**Work instructions:**
Compute the number of lines in the following data that include the word "FACL", and output that number alone.

**Data records for software interfaces:**
━━━

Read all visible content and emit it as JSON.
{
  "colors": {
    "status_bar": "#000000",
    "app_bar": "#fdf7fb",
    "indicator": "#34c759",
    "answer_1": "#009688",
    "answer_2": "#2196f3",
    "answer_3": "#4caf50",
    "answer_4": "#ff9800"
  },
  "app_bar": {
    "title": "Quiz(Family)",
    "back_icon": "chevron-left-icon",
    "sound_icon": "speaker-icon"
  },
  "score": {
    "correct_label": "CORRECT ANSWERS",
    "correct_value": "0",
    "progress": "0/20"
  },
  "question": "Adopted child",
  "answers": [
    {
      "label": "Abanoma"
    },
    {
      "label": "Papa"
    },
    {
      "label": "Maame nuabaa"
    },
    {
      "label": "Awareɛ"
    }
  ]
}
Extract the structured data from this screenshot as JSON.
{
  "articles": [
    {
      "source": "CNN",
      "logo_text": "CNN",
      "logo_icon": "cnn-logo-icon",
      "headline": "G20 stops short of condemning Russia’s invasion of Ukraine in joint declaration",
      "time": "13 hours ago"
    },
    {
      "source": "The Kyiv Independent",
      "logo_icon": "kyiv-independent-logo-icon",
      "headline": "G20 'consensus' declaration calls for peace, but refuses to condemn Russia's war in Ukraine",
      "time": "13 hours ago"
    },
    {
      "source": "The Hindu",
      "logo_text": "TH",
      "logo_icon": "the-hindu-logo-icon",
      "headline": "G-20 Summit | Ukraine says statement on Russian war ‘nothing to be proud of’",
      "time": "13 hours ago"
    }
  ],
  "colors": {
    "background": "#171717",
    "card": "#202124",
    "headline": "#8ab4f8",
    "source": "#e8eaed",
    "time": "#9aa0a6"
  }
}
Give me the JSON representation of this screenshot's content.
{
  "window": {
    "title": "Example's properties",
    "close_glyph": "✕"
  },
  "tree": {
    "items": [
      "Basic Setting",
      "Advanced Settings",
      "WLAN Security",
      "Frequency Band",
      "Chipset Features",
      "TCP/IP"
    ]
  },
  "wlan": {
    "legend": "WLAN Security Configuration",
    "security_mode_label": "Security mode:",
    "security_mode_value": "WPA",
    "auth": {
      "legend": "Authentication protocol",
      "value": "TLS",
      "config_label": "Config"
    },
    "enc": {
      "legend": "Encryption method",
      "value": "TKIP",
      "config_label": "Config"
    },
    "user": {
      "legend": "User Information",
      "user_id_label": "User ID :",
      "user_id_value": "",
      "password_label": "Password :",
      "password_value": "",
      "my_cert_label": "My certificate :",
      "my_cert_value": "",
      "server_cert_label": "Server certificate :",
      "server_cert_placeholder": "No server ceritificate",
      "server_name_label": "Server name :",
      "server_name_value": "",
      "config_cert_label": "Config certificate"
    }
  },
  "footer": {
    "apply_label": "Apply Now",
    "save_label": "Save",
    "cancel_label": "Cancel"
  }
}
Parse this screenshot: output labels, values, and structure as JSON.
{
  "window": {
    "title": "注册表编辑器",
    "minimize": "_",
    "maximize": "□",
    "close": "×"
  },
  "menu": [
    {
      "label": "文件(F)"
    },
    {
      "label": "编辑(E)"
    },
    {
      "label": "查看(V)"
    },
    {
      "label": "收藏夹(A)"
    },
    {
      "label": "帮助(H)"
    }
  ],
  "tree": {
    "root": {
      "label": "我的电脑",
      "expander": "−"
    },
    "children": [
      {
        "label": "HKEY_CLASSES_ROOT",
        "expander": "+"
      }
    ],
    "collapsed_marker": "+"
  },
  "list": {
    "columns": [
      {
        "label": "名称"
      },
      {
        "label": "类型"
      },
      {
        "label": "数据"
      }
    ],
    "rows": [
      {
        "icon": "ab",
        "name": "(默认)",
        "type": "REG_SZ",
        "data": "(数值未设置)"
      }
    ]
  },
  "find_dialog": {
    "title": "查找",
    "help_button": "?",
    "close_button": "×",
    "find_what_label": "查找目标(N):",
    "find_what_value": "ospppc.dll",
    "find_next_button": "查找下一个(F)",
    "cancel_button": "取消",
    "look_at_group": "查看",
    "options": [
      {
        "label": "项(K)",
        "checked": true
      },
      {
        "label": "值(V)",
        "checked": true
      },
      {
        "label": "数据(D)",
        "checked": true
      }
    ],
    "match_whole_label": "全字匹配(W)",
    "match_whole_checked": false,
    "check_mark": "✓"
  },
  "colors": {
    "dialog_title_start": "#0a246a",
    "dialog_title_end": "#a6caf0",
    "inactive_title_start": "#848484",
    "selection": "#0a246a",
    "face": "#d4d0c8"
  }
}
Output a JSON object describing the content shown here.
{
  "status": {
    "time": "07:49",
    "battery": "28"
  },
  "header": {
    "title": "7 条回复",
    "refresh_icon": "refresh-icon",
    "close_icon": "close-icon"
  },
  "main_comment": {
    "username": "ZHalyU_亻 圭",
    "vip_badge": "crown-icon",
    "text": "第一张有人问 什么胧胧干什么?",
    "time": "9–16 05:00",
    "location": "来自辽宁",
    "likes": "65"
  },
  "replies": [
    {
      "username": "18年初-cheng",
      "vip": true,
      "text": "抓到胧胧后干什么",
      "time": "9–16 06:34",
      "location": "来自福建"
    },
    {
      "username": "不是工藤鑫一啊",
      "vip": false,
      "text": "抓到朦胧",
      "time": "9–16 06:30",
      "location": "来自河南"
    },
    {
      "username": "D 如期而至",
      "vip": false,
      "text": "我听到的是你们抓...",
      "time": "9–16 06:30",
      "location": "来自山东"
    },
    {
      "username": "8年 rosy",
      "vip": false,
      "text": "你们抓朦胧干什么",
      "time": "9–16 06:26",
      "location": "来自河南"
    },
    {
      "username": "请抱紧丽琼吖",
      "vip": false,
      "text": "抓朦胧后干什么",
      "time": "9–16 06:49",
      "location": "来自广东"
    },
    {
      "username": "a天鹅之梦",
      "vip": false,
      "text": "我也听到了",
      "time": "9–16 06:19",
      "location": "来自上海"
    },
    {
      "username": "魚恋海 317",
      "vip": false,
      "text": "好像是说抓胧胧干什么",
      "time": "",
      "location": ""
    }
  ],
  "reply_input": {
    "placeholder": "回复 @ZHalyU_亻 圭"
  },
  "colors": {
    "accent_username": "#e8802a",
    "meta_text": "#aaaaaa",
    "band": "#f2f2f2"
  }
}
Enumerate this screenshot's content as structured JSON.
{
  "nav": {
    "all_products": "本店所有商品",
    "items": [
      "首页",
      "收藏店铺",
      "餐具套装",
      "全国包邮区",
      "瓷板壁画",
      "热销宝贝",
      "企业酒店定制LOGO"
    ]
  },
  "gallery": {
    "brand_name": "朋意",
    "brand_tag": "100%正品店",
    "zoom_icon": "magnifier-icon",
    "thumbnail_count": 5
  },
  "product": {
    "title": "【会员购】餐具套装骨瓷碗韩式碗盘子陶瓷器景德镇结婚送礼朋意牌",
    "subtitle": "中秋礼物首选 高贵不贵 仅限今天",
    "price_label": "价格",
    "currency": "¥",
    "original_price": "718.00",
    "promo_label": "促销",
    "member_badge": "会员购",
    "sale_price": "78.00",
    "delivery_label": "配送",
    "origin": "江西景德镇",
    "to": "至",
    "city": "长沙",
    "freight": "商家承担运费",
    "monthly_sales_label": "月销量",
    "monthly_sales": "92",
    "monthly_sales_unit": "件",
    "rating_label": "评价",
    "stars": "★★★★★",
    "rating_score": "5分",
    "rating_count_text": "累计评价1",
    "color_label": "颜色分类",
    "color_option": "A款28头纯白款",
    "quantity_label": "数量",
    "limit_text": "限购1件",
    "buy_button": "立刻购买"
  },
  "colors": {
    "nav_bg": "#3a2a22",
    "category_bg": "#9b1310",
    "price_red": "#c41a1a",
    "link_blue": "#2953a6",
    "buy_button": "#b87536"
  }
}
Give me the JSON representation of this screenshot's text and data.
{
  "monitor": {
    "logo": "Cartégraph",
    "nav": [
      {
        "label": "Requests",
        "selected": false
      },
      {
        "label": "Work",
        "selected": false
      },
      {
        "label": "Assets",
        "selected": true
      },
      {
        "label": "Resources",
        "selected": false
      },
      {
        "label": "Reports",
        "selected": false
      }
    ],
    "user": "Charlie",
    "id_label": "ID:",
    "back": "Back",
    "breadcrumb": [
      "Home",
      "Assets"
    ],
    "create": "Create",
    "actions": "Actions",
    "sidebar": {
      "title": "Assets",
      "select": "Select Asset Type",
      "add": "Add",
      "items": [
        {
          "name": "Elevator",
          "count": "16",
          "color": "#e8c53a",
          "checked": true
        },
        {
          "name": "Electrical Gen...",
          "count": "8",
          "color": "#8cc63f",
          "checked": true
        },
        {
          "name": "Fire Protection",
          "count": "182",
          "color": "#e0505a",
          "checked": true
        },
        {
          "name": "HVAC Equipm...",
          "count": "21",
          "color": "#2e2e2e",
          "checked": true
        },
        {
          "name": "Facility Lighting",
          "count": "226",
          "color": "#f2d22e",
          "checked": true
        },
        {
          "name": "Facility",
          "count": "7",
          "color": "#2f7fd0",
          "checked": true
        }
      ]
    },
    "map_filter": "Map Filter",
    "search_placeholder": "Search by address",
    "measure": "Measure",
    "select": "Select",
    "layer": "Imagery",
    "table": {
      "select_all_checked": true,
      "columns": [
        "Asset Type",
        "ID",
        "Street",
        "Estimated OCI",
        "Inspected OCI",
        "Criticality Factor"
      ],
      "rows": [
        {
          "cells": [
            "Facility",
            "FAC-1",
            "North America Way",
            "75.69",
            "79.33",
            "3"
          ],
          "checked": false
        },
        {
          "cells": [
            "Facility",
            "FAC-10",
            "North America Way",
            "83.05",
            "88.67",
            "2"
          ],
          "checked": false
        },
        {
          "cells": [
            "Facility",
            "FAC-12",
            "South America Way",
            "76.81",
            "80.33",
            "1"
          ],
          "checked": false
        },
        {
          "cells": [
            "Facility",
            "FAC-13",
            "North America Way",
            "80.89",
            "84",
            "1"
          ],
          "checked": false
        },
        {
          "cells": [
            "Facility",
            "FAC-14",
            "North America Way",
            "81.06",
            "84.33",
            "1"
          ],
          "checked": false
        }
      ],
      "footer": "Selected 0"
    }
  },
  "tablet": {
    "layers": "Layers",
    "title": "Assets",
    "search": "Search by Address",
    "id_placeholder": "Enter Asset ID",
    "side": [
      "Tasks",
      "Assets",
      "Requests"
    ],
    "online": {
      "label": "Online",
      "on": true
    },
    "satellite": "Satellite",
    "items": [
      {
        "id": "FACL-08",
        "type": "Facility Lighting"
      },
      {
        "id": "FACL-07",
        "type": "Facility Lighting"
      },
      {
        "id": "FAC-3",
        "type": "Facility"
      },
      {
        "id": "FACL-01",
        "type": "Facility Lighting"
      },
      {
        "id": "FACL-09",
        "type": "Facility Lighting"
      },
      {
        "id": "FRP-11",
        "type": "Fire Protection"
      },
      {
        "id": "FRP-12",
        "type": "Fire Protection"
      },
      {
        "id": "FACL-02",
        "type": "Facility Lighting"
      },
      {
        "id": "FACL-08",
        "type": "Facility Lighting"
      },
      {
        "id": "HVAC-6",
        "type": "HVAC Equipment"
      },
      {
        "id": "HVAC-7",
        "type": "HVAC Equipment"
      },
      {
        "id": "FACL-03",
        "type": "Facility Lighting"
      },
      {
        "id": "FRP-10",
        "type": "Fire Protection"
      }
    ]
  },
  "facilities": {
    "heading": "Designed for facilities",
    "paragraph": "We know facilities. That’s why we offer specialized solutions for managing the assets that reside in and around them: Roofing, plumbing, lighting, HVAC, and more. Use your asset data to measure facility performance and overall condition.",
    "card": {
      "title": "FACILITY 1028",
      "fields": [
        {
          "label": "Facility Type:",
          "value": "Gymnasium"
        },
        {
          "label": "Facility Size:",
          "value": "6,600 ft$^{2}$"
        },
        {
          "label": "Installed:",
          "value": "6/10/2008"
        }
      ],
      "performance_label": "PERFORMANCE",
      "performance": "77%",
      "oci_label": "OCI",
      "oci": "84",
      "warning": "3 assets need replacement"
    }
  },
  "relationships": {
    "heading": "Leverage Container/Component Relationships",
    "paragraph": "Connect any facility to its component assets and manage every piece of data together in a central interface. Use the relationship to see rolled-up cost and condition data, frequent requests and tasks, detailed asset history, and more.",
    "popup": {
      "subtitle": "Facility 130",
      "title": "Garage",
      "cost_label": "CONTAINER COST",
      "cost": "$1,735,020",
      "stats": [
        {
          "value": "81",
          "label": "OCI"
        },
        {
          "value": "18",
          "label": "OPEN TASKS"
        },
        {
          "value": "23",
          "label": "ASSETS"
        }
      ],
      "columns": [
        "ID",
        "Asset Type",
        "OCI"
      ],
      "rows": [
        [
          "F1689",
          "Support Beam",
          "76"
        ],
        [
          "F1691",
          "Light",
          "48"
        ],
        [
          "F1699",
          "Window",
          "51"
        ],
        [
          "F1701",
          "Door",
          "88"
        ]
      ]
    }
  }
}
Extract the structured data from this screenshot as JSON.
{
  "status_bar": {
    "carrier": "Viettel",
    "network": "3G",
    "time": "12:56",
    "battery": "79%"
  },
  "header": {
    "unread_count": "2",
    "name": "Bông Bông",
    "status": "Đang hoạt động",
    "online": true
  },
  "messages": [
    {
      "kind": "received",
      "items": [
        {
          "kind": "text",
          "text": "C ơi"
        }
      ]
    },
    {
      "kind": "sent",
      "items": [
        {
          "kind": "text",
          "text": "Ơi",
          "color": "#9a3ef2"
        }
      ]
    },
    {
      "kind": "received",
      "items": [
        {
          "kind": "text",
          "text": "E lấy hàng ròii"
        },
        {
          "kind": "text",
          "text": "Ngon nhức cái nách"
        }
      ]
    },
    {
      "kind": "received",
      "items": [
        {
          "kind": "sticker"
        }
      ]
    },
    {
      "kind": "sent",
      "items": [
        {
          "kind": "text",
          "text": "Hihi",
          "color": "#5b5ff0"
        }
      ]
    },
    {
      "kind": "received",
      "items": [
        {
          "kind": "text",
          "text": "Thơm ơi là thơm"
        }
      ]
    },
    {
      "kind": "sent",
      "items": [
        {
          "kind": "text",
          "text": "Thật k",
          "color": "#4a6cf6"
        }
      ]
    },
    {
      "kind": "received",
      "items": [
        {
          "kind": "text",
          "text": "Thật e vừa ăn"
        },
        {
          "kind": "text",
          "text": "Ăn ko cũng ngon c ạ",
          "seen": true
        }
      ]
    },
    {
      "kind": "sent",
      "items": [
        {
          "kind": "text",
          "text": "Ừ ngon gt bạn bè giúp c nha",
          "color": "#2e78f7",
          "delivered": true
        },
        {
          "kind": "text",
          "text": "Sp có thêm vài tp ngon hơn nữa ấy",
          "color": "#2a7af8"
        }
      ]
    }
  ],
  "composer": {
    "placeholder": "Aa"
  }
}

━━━

**Task output:**
7